Continuing on, let us examine Corollary 2 (paragraph 23) of this Proposition:

Si igitur omnes hedrae ambitum solidi cuiuspiam constituentes fuerint triangula, earum numerus necessario erit par. . . .

Figure 5. Euler's Corollary 2 to Proposition 1.

There are some familiar words here, and a few new unfamiliar ones. Euler keeps the total amount of vocabulary required for reading his papers relatively low, so the translations will eventually become easier as we progress through the paper.

Looking up the word si in a dictionary, we translate it as "if"; we translate igitur as "therefore". The word omnes appears similar in root to omnium from the previous Proposition, so we translate it as "all" once again. Hedrae will still mean "faces". The word ambitum appears to have many possible translations, so we will choose one possible definition that seems general for now and try to find a better choice of meaning later once we have a better idea of the context. We will choose "around" for ambitum. Solidi will still mean "solid". Cuiuspiam appears to mean "any". Constituentes appears similar in root to the English word "constitute". Fuerint is another form of the verb "to be", which we loosely translate as "is". We can guess that triangula means "triangle(s)" or "triangular"; again, the form we need will be more clear once we have an idea of the context. Looking up earum, we find the meaning "they". Numerus we will guess as "number" again, and necessario looks a lot like the word "necessary", so that will be our guess for now. Erit is yet another form of "to be", and again we will translate it as "is" until it is clear what conjugation we require. Finally, par is an interesting word with many definitions, such as "mate", "spouse", or "partner". Reading down the list of possibilities in our dictionary, we find a particularly mathematical translation: "even" (as in "even number"), which we will use as our guess for now.
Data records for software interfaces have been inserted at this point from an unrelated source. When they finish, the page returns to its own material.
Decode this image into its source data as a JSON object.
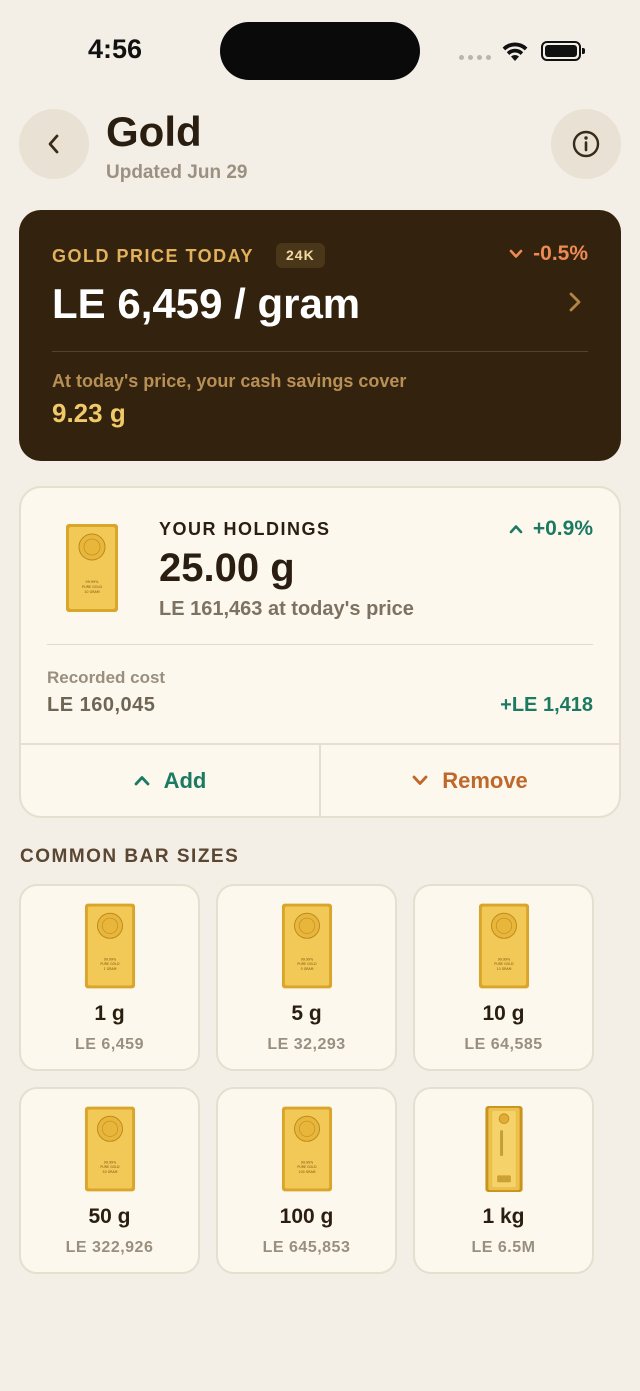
{
  "status_bar": {
    "time": "4:56"
  },
  "header": {
    "title": "Gold",
    "subtitle": "Updated Jun 29"
  },
  "price_card": {
    "label": "GOLD PRICE TODAY",
    "karat": "24K",
    "change": "-0.5%",
    "value": "LE 6,459 / gram",
    "cover_text": "At today's price, your cash savings cover",
    "cover_value": "9.23 g"
  },
  "holdings": {
    "label": "YOUR HOLDINGS",
    "change": "+0.9%",
    "value": "25.00 g",
    "subtitle": "LE 161,463 at today's price",
    "cost_label": "Recorded cost",
    "cost_value": "LE 160,045",
    "gain": "+LE 1,418",
    "add_label": "Add",
    "remove_label": "Remove"
  },
  "bars_section": {
    "title": "COMMON BAR SIZES",
    "items": [
      {
        "weight": "1 g",
        "price": "LE 6,459"
      },
      {
        "weight": "5 g",
        "price": "LE 32,293"
      },
      {
        "weight": "10 g",
        "price": "LE 64,585"
      },
      {
        "weight": "50 g",
        "price": "LE 322,926"
      },
      {
        "weight": "100 g",
        "price": "LE 645,853"
      },
      {
        "weight": "1 kg",
        "price": "LE 6.5M"
      }
    ]
  },
  "bar_image": {
    "purity": "99.99%",
    "metal": "PURE GOLD",
    "mass": [
      "1 GRAM",
      "5 GRAM",
      "10 GRAM",
      "50 GRAM",
      "100 GRAM",
      "10 GRAM"
    ]
  },
  "colors": {
    "background": "#f3efe7",
    "card_dark": "#32220e",
    "accent_gold": "#e2b15c",
    "positive": "#1c7a63",
    "negative": "#ee8a52",
    "remove": "#c0682a"
  }
}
Upon reflection, we note that par is the root of "parity".

Thus, our very rough first translation is:

If therefore all faces around solid any constitute is triangle(s), they number necessary is even. . . .

This translation isn't perfect, but remember, our main goal is to locate and understand the mathematical content. Euler appears to be saying that:

If all faces around any solid are made from triangles, their (total) number is necessarily even. . . .

The word "therefore" occurs at the beginning of Euler's sentence since this is a Corollary; that this result appears as a Corollary indicates that the main part of the argument will follow from the truth of the Proposition previously mentioned. "The Proposition is true, therefore the Corollary is true" is a standard and well-known presentation format to today's mathematicians; however, this dependence is not obvious to students and hence appropriately emphasized by inclusion of the word "therefore".

Now, assuming that we are comfortable with the mathematical content of this paragraph, let us investigate it in more detail. The proof is another good topic for discussion or guided discovery... why is this result true? Since this is a Corollary, as mentioned above, it should depend on the Proposition, which was

\(E = \frac{1}{2}P\)

If the faces of a solid are all triangles, what do we know about the value of P? What do we know about the value of E when the number of triangles is odd? Try some examples. What about the value of E when the number of triangles is even? Again, Euler has a nice, gentle progression of ideas suitable for exploration in the classroom.

Lee Stemkoski (Adelphi University), "Investigating Euler's Polyhedral Formula Using Original Sources - Euler's Proposition 1," Convergence (April 2010), DOI:10.4169/loci003297